Winding up an annual conference of the ruling ZANU-PF party Saturday in Bindura, 80 kilometers north of Zimbabwe’s capital, Mnangagwa said he was looking forward to attending the 2021 United Nations Climate Change Conference, known as COP26, in Scotland, which begins Sunday.
“I wish to inform the conference that tomorrow morning (Sunday) I travel to Glasgow, United Kingdom, after over two decades have passed without Zimbabwe leadership going to United Kingdom. I have been invited by [British Prime Minister] Boris Johnson, and [he] has indicated he might meet me; one on one, as well as other leaders like India prime minister and others, we are meeting them,” he said.
Mnangagwa also said he was happy about a report by U.N. Special Rapporteur Alena Douhan after a two-week visit to Zimbabwe. The Belarus national urged the U.S. and other Western governments to lift sanctions they imposed on Zimbabwe nearly two decades ago and for alleged election-rigging and human rights abuses.

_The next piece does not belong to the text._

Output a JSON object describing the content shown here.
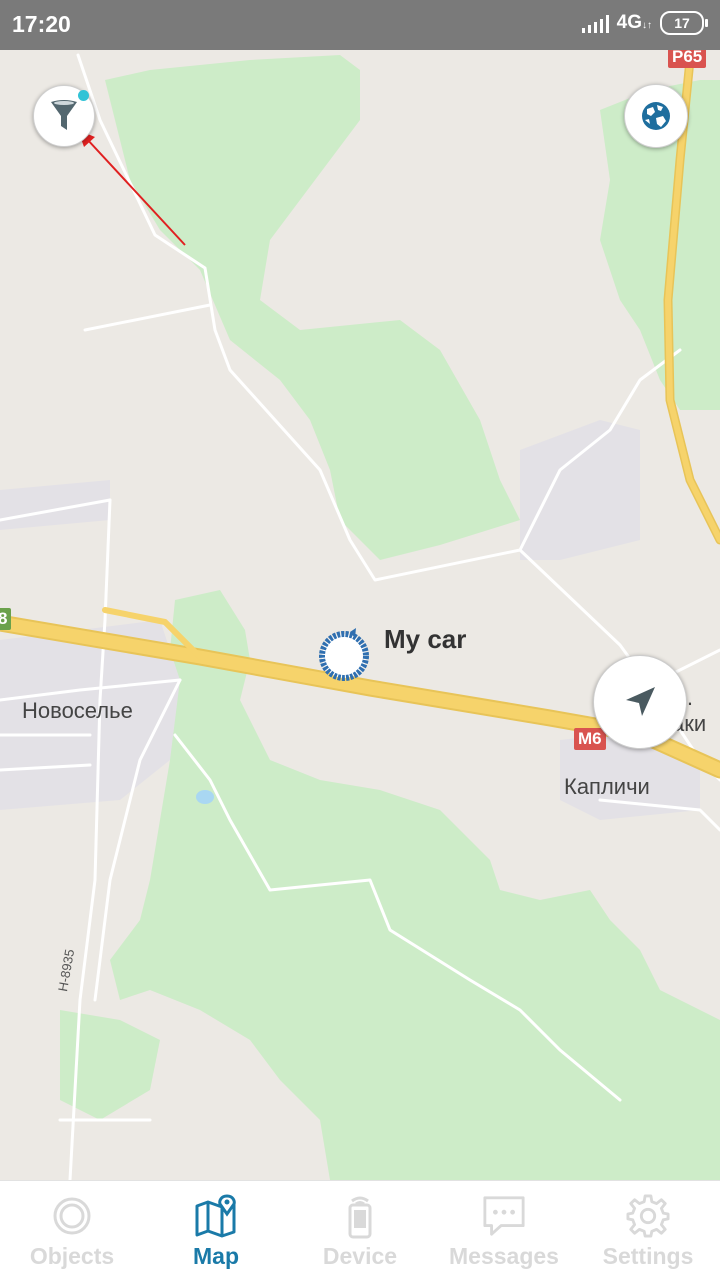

“We as government, we as ZANU-PF, have been vindicated by the report released by the United Nations special rapporteur. We should congratulate ourselves. We have never been wrong, and we shall continue always being right. Those who have been found outside the law should reckon their position,” Mnangagwa said.
But in an audio statement released by the U.S. Embassy in Harare, U.S. Ambassador to the United Nations Linda Thomas-Greenfield said sanctions on Zimbabwe’s leadership were not hurting ordinary citizens.
“Our sanctions target individuals and institutions that are committing human rights violations. And we make every effort to ensure those sanctions do not impact the people. What is happening in Zimbabwe is a result of bad policies in Zimbabwe. What is happening in Zimbabwe is a consequence of their leadership. It is not a consequence of our sanctions, and we will always resist any criticism that says our sanctions are impacting people unfairly. We are criticized by the government [of Zimbabwe] for these actions because they know they are responsible for these actions. I regret that the special rapporteur decided to put this in [her] report,” Thomas-Greenfield said.
The European Union imposed travel and financial sanctions on then-Zimbabwean president Robert Mugabe and his allies in 2002, in response to reports of election-rigging and human rights. The U.S. followed suit with sanctions in 2003.
Earlier this week, in separate statements, the U.S., Britain and the European Union said Zimbabwe’s economy was suffering, not because of sanctions but because of corruption and government mismanagement of the country’s resources.